PORTAGE — Indiana American Water has shut down one of two treatment facilities that provide water across the Region as a precaution in the wake of a chemical spill Tuesday morning into Burns Ditch at the U.S. Steel facility.
The reported spill was one of two being investigated in the waterway Tuesday by the Indiana Department of Environmental Management and comes in the wake of ArcelorMittal's admission last week to dumping higher-than-permitted levels of cyanide and ammonia in the same waters.
Indiana American Water already had reduced flow to its Ogden Dunes facility in question last week in the wake of the ArcelorMittal spill, which was followed by the death of some 3,000 fish, beach closures, disruptions in business and recreation, and the threat of a group lawsuit.
"Indiana American Water performs continuous real-time monitoring at our Ogden Dunes treatment facility, and although we have seen no impact on the raw water parameters, we are monitoring for at this location or on our finished water quality, the Ogden Dunes facility will remain offline until such time as additional data and water testing results confirm there is no threat to the company’s source water at this location," the company said in a written release.
Indiana American Water said it draws Lake Michigan water from the Ogden Dunes facility and another larger facility in Gary. The Gary facility remains in service and is able to meet customer needs.
U.S. Steel reported Tuesday morning a "discoloration" in the outfall of its Midwest facility located along the Burns Waterway. The company said it immediately took samples and contacted local authorities and stakeholders.
Tuesday night, the company said samples indicated no presence of hexavalent chromium and no violations of discharge limitations.
"This matter did not result in any risk of harm to the public or the environment and has been resolved," the company said.
The Indiana Department of Environmental Management was also investigating reports of a "sheen" at the ArcelorMittal discharge in Burns Harbor.
ArcelorMittal said Monday the ammonia levels in the waterway returned below the permitted level Saturday, and cyanide returned below the permitted level Sunday.
IDEM said Tuesday it conducted sampling at 12 locations in the east arm of the Little Calumet River, as well as along the shoreline of Lake Michigan, including Ogden Dunes and West Beach.
"No detections of cyanide were found in any of the sample results," the agency said.
The release at U.S. Steel is the latest in a string of discharges from the facility, including an April 2017 spill of nearly 300 pounds of hexavalent chromium — or 584 times the daily maximum limit allowed under state permitting laws — into the Burns Waterway.
The Surfrider Foundation and Chicago sued U.S. Steel in January 2018 for the April 2017 spill and other Clean Water Act violations.
In November, IDEM investigated a foamy discharge from the Midwest Facility. Tests did not detect hexavalant chromium, which is a highly toxic form of chromium, and showed other pollutants were below permitted levels, the department said.
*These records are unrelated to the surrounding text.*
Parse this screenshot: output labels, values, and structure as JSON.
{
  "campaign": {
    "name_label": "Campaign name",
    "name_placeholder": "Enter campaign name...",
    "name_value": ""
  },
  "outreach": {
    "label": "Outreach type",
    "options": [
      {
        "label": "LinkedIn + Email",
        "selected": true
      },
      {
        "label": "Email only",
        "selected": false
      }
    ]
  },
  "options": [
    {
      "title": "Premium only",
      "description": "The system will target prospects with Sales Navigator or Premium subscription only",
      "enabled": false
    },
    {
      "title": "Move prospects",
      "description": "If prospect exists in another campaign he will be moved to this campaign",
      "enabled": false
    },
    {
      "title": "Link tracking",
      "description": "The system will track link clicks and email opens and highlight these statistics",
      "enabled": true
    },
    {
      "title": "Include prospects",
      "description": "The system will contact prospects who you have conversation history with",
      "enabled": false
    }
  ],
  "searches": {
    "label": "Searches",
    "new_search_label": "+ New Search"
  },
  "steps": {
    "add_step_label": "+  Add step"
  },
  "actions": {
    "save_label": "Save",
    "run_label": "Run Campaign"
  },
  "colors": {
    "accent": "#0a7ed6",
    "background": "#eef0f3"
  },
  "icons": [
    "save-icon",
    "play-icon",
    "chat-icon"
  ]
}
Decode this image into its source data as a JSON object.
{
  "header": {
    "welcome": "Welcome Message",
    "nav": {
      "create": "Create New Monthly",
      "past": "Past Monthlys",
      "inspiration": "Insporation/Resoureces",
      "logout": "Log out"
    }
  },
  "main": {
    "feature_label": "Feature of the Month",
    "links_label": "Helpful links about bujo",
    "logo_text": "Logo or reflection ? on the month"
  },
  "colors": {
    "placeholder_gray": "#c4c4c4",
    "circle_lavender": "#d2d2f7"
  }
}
On Friday, Portage Mayor John Cannon accused state environmental officials and others of waiting several days before notifying the city of the contamination at ArcelorMittal. He said IDEM and others were made aware of the problem Aug. 12, but the city was not informed until Thursday.
IDEM said in a statement that both it and the DNR investigated a report Aug. 12 and found one "distressed" fish in the east arm of the Little Calumet River. The agencies received more reports of dead fish the following day, and on Wednesday observed a "significant" number of fish dead.
IDEM said ArcelorMittal notified the department Thursday it had violated the daily maximum limit for total cyanide.
"When IDEM received this information, agency staff alerted local media, environmental organizations, and local officials including Indiana American Water and the mayor of Portage," the department said.
The National Park Service closed the Portage Lakefront and Riverwalk beach area and water out to 300 feet until further notice, and the nearby town of Ogden Dunes closed its beach.
Dave Benjamin, executive director of the Great Lakes Surf Rescue Project, said there were no warnings for surfers to stay out of the water Thursday.
IDEM directed ArcelorMittal to identify the cause of last week's exceedances, and ArcelorMittal told IDEM that its blast furnace closed water loop station failed, according to a statement.
Times staff writer Sarah Reese contributed to this report.